▸ About this task
Look through the records that follow. Copy every line containing the word "Product".

▸ Given entries
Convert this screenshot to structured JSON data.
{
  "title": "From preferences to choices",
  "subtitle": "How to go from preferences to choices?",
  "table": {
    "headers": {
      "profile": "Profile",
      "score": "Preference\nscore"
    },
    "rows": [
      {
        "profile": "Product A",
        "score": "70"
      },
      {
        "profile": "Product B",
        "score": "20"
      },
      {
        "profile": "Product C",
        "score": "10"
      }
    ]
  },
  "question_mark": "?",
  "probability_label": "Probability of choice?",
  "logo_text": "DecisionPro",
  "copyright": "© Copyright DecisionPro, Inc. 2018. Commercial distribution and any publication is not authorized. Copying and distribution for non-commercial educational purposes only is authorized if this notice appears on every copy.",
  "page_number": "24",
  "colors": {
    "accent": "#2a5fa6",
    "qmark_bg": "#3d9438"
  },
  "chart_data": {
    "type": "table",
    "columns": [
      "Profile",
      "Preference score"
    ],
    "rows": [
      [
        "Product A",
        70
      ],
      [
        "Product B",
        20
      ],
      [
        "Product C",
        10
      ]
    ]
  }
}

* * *

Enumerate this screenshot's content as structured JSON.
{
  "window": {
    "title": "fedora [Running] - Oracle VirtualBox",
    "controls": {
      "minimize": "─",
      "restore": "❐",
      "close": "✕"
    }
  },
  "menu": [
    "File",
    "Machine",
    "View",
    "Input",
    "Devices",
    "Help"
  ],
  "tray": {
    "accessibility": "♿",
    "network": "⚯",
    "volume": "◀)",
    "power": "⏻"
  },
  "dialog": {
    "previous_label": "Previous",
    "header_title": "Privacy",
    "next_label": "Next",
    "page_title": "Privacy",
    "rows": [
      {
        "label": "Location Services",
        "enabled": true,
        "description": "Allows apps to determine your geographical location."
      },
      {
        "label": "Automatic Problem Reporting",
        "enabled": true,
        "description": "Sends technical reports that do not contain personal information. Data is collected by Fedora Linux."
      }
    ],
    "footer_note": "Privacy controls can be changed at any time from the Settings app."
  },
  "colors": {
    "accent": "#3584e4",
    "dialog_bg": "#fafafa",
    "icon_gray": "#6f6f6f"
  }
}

▸ Task result
        "profile": "Product A",
        "profile": "Product B",
        "profile": "Product C",
        "Product A",
        "Product B",
        "Product C",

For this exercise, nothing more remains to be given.